* **Exercise**
The output is a word-for-word repeat of the listing below, free of images.

* **Data section**

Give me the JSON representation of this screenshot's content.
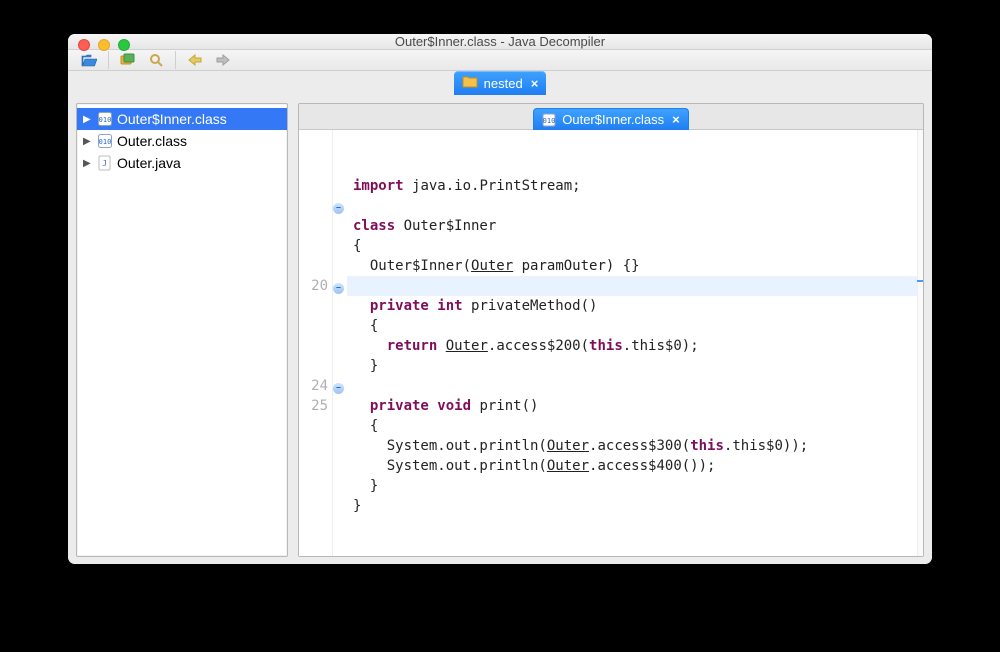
{
  "window_title": "Outer$Inner.class - Java Decompiler",
  "project_tab": {
    "label": "nested"
  },
  "tree": {
    "items": [
      {
        "label": "Outer$Inner.class",
        "icon": "class-file-icon",
        "selected": true
      },
      {
        "label": "Outer.class",
        "icon": "class-file-icon",
        "selected": false
      },
      {
        "label": "Outer.java",
        "icon": "java-file-icon",
        "selected": false
      }
    ]
  },
  "editor_tab": {
    "label": "Outer$Inner.class"
  },
  "gutter_line_numbers": [
    "",
    "",
    "",
    "",
    "",
    "",
    "",
    "20",
    "",
    "",
    "",
    "",
    "24",
    "25",
    "",
    ""
  ],
  "fold_markers": {
    "3": true,
    "7": true,
    "12": true
  },
  "highlight_line_index": 7,
  "code_tokens": [
    [
      {
        "t": "import ",
        "c": "kw"
      },
      {
        "t": "java.io.PrintStream;"
      }
    ],
    [
      {
        "t": ""
      }
    ],
    [
      {
        "t": "class ",
        "c": "kw"
      },
      {
        "t": "Outer$Inner"
      }
    ],
    [
      {
        "t": "{"
      }
    ],
    [
      {
        "t": "  Outer$Inner("
      },
      {
        "t": "Outer",
        "c": "linkish"
      },
      {
        "t": " paramOuter) {}"
      }
    ],
    [
      {
        "t": "  "
      }
    ],
    [
      {
        "t": "  "
      },
      {
        "t": "private int ",
        "c": "kw"
      },
      {
        "t": "privateMethod()"
      }
    ],
    [
      {
        "t": "  {"
      }
    ],
    [
      {
        "t": "    "
      },
      {
        "t": "return ",
        "c": "kw"
      },
      {
        "t": "Outer",
        "c": "linkish"
      },
      {
        "t": ".access$200("
      },
      {
        "t": "this",
        "c": "kw"
      },
      {
        "t": ".this$0);"
      }
    ],
    [
      {
        "t": "  }"
      }
    ],
    [
      {
        "t": "  "
      }
    ],
    [
      {
        "t": "  "
      },
      {
        "t": "private void ",
        "c": "kw"
      },
      {
        "t": "print()"
      }
    ],
    [
      {
        "t": "  {"
      }
    ],
    [
      {
        "t": "    System.out.println("
      },
      {
        "t": "Outer",
        "c": "linkish"
      },
      {
        "t": ".access$300("
      },
      {
        "t": "this",
        "c": "kw"
      },
      {
        "t": ".this$0));"
      }
    ],
    [
      {
        "t": "    System.out.println("
      },
      {
        "t": "Outer",
        "c": "linkish"
      },
      {
        "t": ".access$400());"
      }
    ],
    [
      {
        "t": "  }"
      }
    ],
    [
      {
        "t": "}"
      }
    ]
  ],
  "toolbar": {
    "open_label": "Open",
    "open_folder_label": "Open Folder",
    "search_label": "Search",
    "back_label": "Back",
    "forward_label": "Forward"
  }
}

* **Task answer**
Give me the JSON representation of this screenshot's content.
{
  "window_title": "Outer$Inner.class - Java Decompiler",
  "project_tab": {
    "label": "nested"
  },
  "tree": {
    "items": [
      {
        "label": "Outer$Inner.class",
        "icon": "class-file-icon",
        "selected": true
      },
      {
        "label": "Outer.class",
        "icon": "class-file-icon",
        "selected": false
      },
      {
        "label": "Outer.java",
        "icon": "java-file-icon",
        "selected": false
      }
    ]
  },
  "editor_tab": {
    "label": "Outer$Inner.class"
  },
  "gutter_line_numbers": [
    "",
    "",
    "",
    "",
    "",
    "",
    "",
    "20",
    "",
    "",
    "",
    "",
    "24",
    "25",
    "",
    ""
  ],
  "fold_markers": {
    "3": true,
    "7": true,
    "12": true
  },
  "highlight_line_index": 7,
  "code_tokens": [
    [
      {
        "t": "import ",
        "c": "kw"
      },
      {
        "t": "java.io.PrintStream;"
      }
    ],
    [
      {
        "t": ""
      }
    ],
    [
      {
        "t": "class ",
        "c": "kw"
      },
      {
        "t": "Outer$Inner"
      }
    ],
    [
      {
        "t": "{"
      }
    ],
    [
      {
        "t": "  Outer$Inner("
      },
      {
        "t": "Outer",
        "c": "linkish"
      },
      {
        "t": " paramOuter) {}"
      }
    ],
    [
      {
        "t": "  "
      }
    ],
    [
      {
        "t": "  "
      },
      {
        "t": "private int ",
        "c": "kw"
      },
      {
        "t": "privateMethod()"
      }
    ],
    [
      {
        "t": "  {"
      }
    ],
    [
      {
        "t": "    "
      },
      {
        "t": "return ",
        "c": "kw"
      },
      {
        "t": "Outer",
        "c": "linkish"
      },
      {
        "t": ".access$200("
      },
      {
        "t": "this",
        "c": "kw"
      },
      {
        "t": ".this$0);"
      }
    ],
    [
      {
        "t": "  }"
      }
    ],
    [
      {
        "t": "  "
      }
    ],
    [
      {
        "t": "  "
      },
      {
        "t": "private void ",
        "c": "kw"
      },
      {
        "t": "print()"
      }
    ],
    [
      {
        "t": "  {"
      }
    ],
    [
      {
        "t": "    System.out.println("
      },
      {
        "t": "Outer",
        "c": "linkish"
      },
      {
        "t": ".access$300("
      },
      {
        "t": "this",
        "c": "kw"
      },
      {
        "t": ".this$0));"
      }
    ],
    [
      {
        "t": "    System.out.println("
      },
      {
        "t": "Outer",
        "c": "linkish"
      },
      {
        "t": ".access$400());"
      }
    ],
    [
      {
        "t": "  }"
      }
    ],
    [
      {
        "t": "}"
      }
    ]
  ],
  "toolbar": {
    "open_label": "Open",
    "open_folder_label": "Open Folder",
    "search_label": "Search",
    "back_label": "Back",
    "forward_label": "Forward"
  }
}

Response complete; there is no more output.